Copy, from the material below, every line in which the word "this" can be found.

*** Begin section ***

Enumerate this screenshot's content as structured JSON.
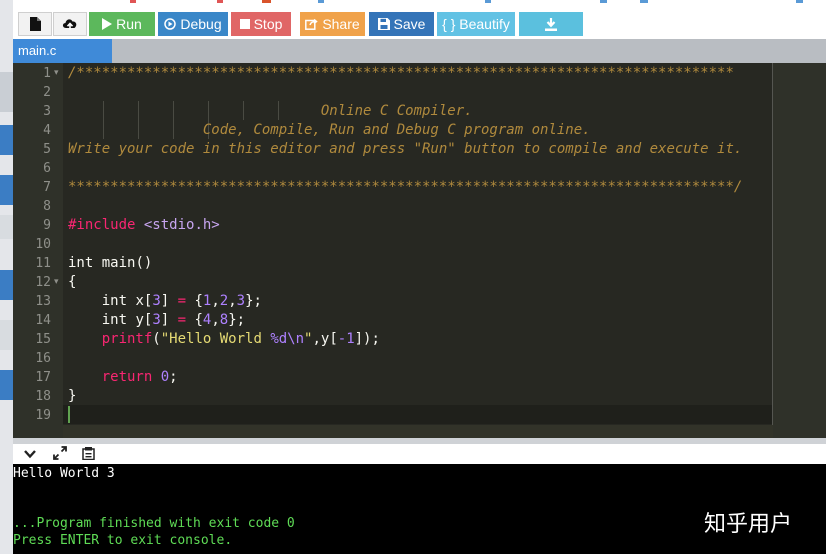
{
  "toolbar": {
    "new_file_icon": "file-icon",
    "upload_icon": "upload-icon",
    "run_label": "Run",
    "debug_label": "Debug",
    "stop_label": "Stop",
    "share_label": "Share",
    "save_label": "Save",
    "beautify_label": "{ } Beautify",
    "download_icon": "download-icon",
    "colors": {
      "run": "#5cb85c",
      "debug": "#3a87c8",
      "stop": "#e06666",
      "share": "#f0a24a",
      "save": "#3474b8",
      "beautify": "#62c2e4",
      "download": "#5bc0de"
    }
  },
  "tabs": [
    {
      "label": "main.c",
      "active": true
    }
  ],
  "editor": {
    "line_numbers": [
      "1",
      "2",
      "3",
      "4",
      "5",
      "6",
      "7",
      "8",
      "9",
      "10",
      "11",
      "12",
      "13",
      "14",
      "15",
      "16",
      "17",
      "18",
      "19"
    ],
    "fold_markers": [
      "1",
      "12"
    ],
    "code": {
      "l1": "/******************************************************************************",
      "l3": "                              Online C Compiler.",
      "l4": "                Code, Compile, Run and Debug C program online.",
      "l5": "Write your code in this editor and press \"Run\" button to compile and execute it.",
      "l7": "*******************************************************************************/",
      "l9_directive": "#include",
      "l9_header": "<stdio.h>",
      "l11_type": "int",
      "l11_rest": " main()",
      "l12": "{",
      "l13_type": "int",
      "l13_a": " x[",
      "l13_n": "3",
      "l13_b": "] ",
      "l13_eq": "=",
      "l13_c": " {",
      "l13_v1": "1",
      "l13_c1": ",",
      "l13_v2": "2",
      "l13_c2": ",",
      "l13_v3": "3",
      "l13_d": "};",
      "l14_type": "int",
      "l14_a": " y[",
      "l14_n": "3",
      "l14_b": "] ",
      "l14_eq": "=",
      "l14_c": " {",
      "l14_v1": "4",
      "l14_c1": ",",
      "l14_v2": "8",
      "l14_d": "};",
      "l15_fn": "printf",
      "l15_a": "(",
      "l15_str1": "\"Hello World ",
      "l15_fmt": "%d\\n",
      "l15_str2": "\"",
      "l15_b": ",y[",
      "l15_neg": "-1",
      "l15_c": "]);",
      "l17_kw": "return",
      "l17_num": "0",
      "l17_end": ";",
      "l18": "}"
    },
    "colors": {
      "background": "#272822",
      "comment": "#b08a3d",
      "number": "#ae81ff",
      "string": "#e6db74",
      "keyword": "#f92672"
    }
  },
  "console_toolbar": {
    "collapse_icon": "chevron-down-icon",
    "expand_icon": "expand-icon",
    "copy_icon": "copy-icon"
  },
  "console": {
    "output_line": "Hello World 3",
    "finish_line": "...Program finished with exit code 0",
    "exit_prompt": "Press ENTER to exit console.",
    "output_color": "#ffffff",
    "status_color": "#5fdc56"
  },
  "watermark": "知乎用户"
}
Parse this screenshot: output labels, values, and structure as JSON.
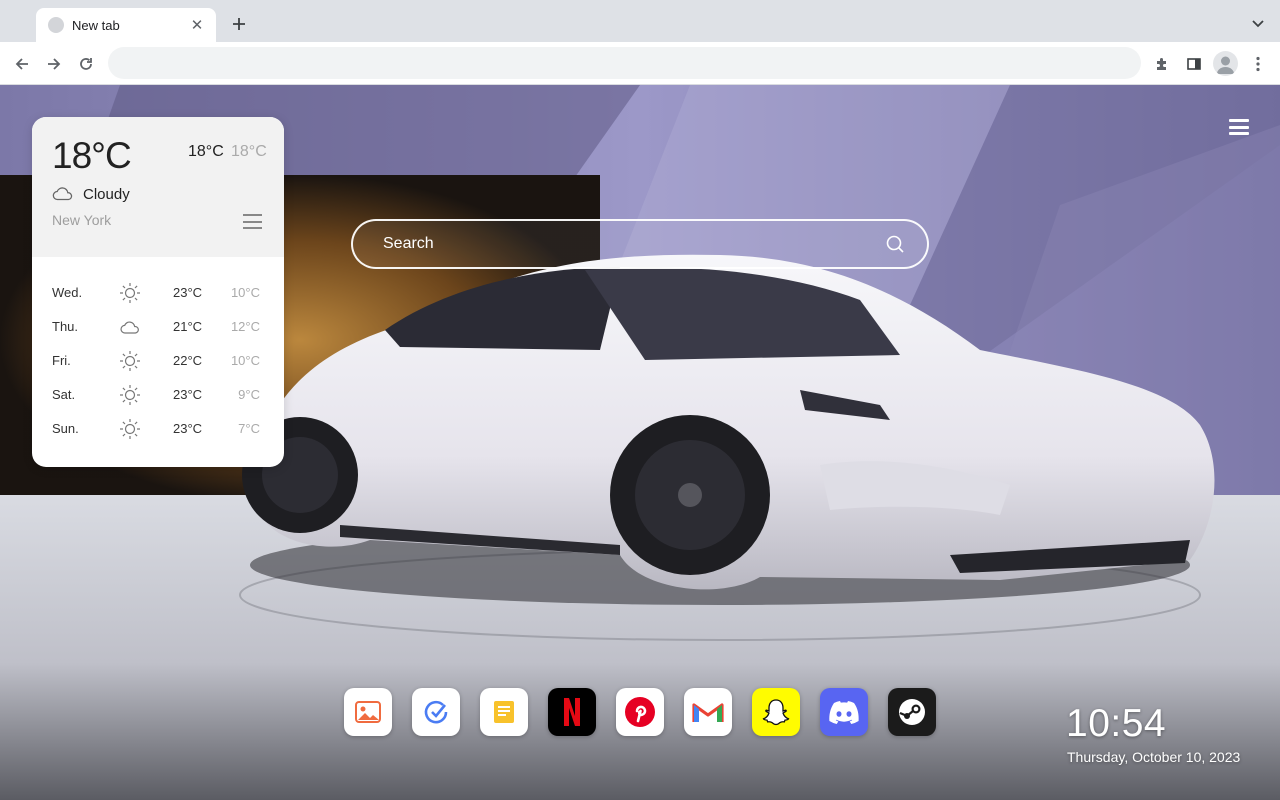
{
  "browser": {
    "tab_title": "New tab",
    "address_placeholder": ""
  },
  "weather": {
    "current_temp": "18°C",
    "high": "18°C",
    "low": "18°C",
    "condition": "Cloudy",
    "city": "New York",
    "forecast": [
      {
        "day": "Wed.",
        "icon": "sun-icon",
        "high": "23°C",
        "low": "10°C"
      },
      {
        "day": "Thu.",
        "icon": "cloud-icon",
        "high": "21°C",
        "low": "12°C"
      },
      {
        "day": "Fri.",
        "icon": "sun-icon",
        "high": "22°C",
        "low": "10°C"
      },
      {
        "day": "Sat.",
        "icon": "sun-icon",
        "high": "23°C",
        "low": "9°C"
      },
      {
        "day": "Sun.",
        "icon": "sun-icon",
        "high": "23°C",
        "low": "7°C"
      }
    ]
  },
  "search": {
    "placeholder": "Search"
  },
  "dock": {
    "apps": [
      {
        "name": "gallery",
        "icon": "gallery-icon",
        "bg": "#ffffff"
      },
      {
        "name": "tasks",
        "icon": "check-icon",
        "bg": "#ffffff"
      },
      {
        "name": "notes",
        "icon": "notes-icon",
        "bg": "#ffffff"
      },
      {
        "name": "netflix",
        "icon": "netflix-icon",
        "bg": "#000000"
      },
      {
        "name": "pinterest",
        "icon": "pinterest-icon",
        "bg": "#ffffff"
      },
      {
        "name": "gmail",
        "icon": "gmail-icon",
        "bg": "#ffffff"
      },
      {
        "name": "snapchat",
        "icon": "snapchat-icon",
        "bg": "#fffc00"
      },
      {
        "name": "discord",
        "icon": "discord-icon",
        "bg": "#5865f2"
      },
      {
        "name": "steam",
        "icon": "steam-icon",
        "bg": "#1b1b1b"
      }
    ]
  },
  "clock": {
    "time": "10:54",
    "date": "Thursday, October 10, 2023"
  },
  "colors": {
    "accent": "#5865f2",
    "tabstrip": "#dee1e6"
  }
}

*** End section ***

### OUTPUT OF THE EXERCISE
Enumerate this screenshot's content as structured JSON.
      "l5": "Write your code in this editor and press \"Run\" button to compile and execute it.",
Parse this screenshot: output labels, values, and structure as JSON.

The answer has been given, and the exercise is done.